Sunday, July 17, 2011

But I need it!

It's as sad when your life revolves around the lack of money, as when its abundance is the focus. The trick is to learn to manage your finances, so you have enough to meet your needs, and be free of worry.  There are two ways to accomplish having enough money, earn it or save it.

Ah, but where's the fun in that?

The enjoyment comes when you can easily pay cash for your purchases. When you pay off your credit cards, your car, have money in the bank and your house is free and clear.

"But that will take forever," you groan. "I need stuff now. I'm lonely, depressed, and shopping makes me feel better."


It may distract you for a time, but soon enough the fix wears off and you look for your next hit. Too many of us use money as a drug. The truth, money is a tool, only a tool. Something to be utilized to your benefit like a hammer. Do you take it in hand and build your life or tear holes in it?

Buying more of what you don't need won't fill up what you do need.

I know a woman that shops compulsively. Her marriage is a bust, her relationships with her children are strained. So she shops. And when she returns home with her bags of merchandise, she hides them under the stairs and cries.

How are you using money? This week, list your purchases in three categories.

1. Necessity:  Pay the electric bill
2. Discretionary:  Buying coffee on sale now rather than when you'll need it, but pay full price.
3. Totally not worth it:  The bag of chocolate bars that ruined your diet.

At weeks end, tally where your purchases fall.

Are you using your money responsibly until a fight with your lover has you storming to the mall, credit card in hand?  It happens, but it doesn't have to. Who is in control here?

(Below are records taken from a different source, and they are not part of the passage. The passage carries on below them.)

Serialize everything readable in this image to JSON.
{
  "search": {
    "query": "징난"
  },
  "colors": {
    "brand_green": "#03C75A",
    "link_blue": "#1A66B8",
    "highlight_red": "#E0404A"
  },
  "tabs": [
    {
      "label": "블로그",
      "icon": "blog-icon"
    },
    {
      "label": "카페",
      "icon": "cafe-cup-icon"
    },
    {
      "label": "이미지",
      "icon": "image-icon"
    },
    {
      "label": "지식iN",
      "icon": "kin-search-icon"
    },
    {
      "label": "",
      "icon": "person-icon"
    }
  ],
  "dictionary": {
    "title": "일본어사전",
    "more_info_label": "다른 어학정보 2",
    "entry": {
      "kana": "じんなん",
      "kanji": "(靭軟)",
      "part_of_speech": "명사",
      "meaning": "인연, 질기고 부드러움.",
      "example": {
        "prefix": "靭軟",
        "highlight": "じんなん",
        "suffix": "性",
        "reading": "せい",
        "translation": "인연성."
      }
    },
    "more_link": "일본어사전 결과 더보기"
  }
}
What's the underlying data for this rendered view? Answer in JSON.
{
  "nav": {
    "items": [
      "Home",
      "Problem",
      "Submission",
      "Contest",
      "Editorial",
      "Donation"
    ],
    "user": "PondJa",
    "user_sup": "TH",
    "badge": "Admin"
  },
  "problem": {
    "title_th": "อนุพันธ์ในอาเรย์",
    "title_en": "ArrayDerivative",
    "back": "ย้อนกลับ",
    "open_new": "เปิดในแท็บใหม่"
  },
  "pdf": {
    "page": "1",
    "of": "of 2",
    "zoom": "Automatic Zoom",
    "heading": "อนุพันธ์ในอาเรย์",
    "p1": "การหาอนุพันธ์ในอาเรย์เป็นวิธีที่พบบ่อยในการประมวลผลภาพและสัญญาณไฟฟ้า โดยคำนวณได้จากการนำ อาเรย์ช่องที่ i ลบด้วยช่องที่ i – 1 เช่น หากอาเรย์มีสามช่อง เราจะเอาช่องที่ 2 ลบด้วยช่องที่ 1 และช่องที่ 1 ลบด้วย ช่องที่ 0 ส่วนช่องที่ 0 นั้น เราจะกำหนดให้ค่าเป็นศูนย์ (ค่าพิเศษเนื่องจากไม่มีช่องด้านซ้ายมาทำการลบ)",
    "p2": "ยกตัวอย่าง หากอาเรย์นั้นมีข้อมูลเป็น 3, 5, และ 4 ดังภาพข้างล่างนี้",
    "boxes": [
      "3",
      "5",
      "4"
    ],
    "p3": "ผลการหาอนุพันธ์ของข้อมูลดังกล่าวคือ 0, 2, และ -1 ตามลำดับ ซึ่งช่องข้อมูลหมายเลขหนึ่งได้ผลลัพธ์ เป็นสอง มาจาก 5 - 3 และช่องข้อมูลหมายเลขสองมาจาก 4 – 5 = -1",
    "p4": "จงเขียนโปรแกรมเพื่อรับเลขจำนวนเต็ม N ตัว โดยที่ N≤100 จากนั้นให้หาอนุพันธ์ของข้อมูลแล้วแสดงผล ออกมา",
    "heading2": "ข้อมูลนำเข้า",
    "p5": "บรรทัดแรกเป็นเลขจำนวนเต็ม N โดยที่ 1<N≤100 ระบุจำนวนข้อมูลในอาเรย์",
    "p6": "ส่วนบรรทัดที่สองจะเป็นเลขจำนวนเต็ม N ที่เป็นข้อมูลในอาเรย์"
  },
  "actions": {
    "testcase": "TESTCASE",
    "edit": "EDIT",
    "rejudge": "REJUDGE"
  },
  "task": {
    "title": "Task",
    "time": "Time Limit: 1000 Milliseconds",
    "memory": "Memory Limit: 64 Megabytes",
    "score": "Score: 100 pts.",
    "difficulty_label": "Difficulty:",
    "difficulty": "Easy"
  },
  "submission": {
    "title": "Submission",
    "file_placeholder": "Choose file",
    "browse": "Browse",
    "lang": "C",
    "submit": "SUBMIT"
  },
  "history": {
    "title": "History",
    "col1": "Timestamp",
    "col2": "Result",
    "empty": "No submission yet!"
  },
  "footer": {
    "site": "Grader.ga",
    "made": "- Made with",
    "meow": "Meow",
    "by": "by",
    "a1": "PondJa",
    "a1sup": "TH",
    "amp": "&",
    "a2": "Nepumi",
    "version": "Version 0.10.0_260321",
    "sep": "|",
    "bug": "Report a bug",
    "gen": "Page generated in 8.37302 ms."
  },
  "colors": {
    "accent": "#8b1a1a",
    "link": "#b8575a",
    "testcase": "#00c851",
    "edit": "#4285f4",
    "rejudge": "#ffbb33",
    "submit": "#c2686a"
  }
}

It's not the money. Only you hold the reins of power.

Write how you feel in your journal rather than spend. Notice how you feel when you want to buy something and why. How do you feel when you say no? What self talk haunts you? What positive phrase could you use to replace that lie? Put it all in your journal.
Is the price worth the momentary rush?

You're worth more than a quick fix. Rely on the knowledge that you rule your actions. You're strong,  and deserve the freedom and peace of having enough.



  1. Oh, you are mean.
    Can't you add a category? For "when I deserve something special and chocolate for not driving off a cliff or needing to dispose of a body because I lost my temper?

    Come on. Give a little.

  2. GRRR! But I love the smell of new plastic! And this advice cannot possibly apply to "grandchildren's needs." I hate when you're right, Sandy. However, I agree with Lesli. Chocolate falls under "necessity." Thanks for your insight!

  3. I agree with Lesli and Joelene. There are certain things that are just plain necessities such as gifts for the grandchildren and those gifts I give myself for reaching my goals.

    In truth, you are spot on. Live within your means and save for a rainy day. Thank you for your great advice.

  4. I think my shopping falls into all three of the categories you listed here. :-) The necessities, of course, include bills, food, new books... ;-)

    But I have no doubt my 'totally not worth it' merchandise is stuff I'm still trying to get rid of at garage sales. lol

  5. Funny, that same topic was the sermon yesterday. Is the universe trying to tell me something?

  6. Sandy,
    Shopping's an interesting subject -- one I think about from time to time.
    Of course, I believe in moderation, but buying something new to wear gives one a sense of freshness. Of new beginnings.

  7. I don't charge things on a credit card but I do spend money sometimes as if there is no bottom to the well. I love to buy my kids the clothes that they say they just have to have NOW, or those extra special doggie treats that cost WAY too much. And sometimes I do this when I'm in a certain "mood". Mood shopping can be very expensive.
    Thanks for the post in which I think we can all recognize ourselves!

  8. This is great advice. We were poor--as in my husband's and my salary *together* was less than $25K a year--for a looong time. I picked up habits during that time I'll never shake. It's always good to know your financial limits and good to know how to make your pennies stretch.

  9. I am not a mall shopper and we don't have credit cards. We pay cash for our cars, but we buy restored vehicles and sell them after awhile before they start having problems. Utilities, house payment and food are our biggest expenses. Still we can't seem to save for a rainy day. We do eat pretty well though. :)

  10. It's fine to buy things if you have the money, can still pay your bills and save a little. Life shouldn't be misery. Again, balance is key.

    Thanks all for your comments and support.

  11. The message keeps going back to moderation. Most things done in moderation are fine, it's when you go beyond what is reasonable, healthy or smart that it becomes a problem.

    It is a great lesson that can go a long way in making life alot easier.

  12. I love journaling. And I love doing it by hand. I've never been one to go out and just spend willy nilly. I used to suffer panic attacks at the grocery. And I only bought the kids' clothes on clearance. Today I splurged at a consignment shop and not a single article was for me. Hopefully it won't cause me to be on the outs with hubs for a few minutes.

    Great post.